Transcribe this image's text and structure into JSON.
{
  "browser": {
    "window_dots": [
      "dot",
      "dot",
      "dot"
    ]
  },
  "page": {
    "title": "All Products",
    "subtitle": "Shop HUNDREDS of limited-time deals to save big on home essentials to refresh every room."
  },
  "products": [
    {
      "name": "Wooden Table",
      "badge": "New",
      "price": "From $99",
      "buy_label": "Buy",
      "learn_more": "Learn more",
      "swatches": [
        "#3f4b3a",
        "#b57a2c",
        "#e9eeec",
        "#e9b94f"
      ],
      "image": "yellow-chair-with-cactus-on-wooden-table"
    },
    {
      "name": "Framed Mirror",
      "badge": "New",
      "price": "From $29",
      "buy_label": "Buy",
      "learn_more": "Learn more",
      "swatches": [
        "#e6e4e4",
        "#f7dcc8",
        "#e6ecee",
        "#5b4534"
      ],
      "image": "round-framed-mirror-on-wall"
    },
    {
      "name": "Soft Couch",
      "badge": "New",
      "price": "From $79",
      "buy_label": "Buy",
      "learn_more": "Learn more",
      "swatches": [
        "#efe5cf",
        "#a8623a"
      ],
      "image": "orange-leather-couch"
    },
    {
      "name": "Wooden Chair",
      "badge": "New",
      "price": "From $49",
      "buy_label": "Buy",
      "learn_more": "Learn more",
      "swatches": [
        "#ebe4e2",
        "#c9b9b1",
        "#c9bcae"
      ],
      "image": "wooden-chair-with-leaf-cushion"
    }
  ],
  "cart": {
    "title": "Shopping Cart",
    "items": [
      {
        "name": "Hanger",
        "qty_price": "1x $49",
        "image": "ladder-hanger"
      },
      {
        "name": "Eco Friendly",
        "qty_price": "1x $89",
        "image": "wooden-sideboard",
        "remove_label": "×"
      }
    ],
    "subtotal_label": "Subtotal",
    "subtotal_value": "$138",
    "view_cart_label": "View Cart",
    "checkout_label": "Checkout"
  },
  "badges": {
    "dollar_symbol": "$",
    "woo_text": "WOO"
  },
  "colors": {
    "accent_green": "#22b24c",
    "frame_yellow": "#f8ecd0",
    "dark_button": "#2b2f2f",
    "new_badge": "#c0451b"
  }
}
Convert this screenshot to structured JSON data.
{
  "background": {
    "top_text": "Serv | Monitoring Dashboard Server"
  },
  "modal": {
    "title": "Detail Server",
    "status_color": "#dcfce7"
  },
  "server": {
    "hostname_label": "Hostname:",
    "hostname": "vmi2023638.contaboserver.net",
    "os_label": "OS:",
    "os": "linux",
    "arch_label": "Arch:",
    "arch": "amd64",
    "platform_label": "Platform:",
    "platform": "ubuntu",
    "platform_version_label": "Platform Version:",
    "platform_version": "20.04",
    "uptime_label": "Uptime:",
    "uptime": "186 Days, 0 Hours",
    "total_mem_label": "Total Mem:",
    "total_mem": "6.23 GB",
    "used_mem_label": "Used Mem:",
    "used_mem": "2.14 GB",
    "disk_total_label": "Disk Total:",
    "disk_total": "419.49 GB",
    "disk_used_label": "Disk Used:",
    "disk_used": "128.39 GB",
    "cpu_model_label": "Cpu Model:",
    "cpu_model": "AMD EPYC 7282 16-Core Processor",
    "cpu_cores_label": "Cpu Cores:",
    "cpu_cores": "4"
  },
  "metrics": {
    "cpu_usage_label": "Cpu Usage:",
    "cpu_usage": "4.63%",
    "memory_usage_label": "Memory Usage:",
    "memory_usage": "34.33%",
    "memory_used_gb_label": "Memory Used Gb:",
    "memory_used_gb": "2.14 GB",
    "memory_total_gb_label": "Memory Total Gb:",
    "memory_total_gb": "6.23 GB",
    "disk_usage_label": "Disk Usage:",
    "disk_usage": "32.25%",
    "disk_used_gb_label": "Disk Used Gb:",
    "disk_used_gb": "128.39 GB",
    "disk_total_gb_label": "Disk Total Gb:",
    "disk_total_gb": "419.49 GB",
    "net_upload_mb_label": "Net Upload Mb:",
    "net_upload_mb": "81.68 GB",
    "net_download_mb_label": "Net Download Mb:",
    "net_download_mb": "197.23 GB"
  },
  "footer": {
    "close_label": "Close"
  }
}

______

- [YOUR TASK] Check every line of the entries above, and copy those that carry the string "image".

- [SOLVED PROBLEM]
Transcribe this image's text and structure into JSON.
      "image": "yellow-chair-with-cactus-on-wooden-table"
      "image": "round-framed-mirror-on-wall"
      "image": "orange-leather-couch"
      "image": "wooden-chair-with-leaf-cushion"
        "image": "ladder-hanger"
        "image": "wooden-sideboard",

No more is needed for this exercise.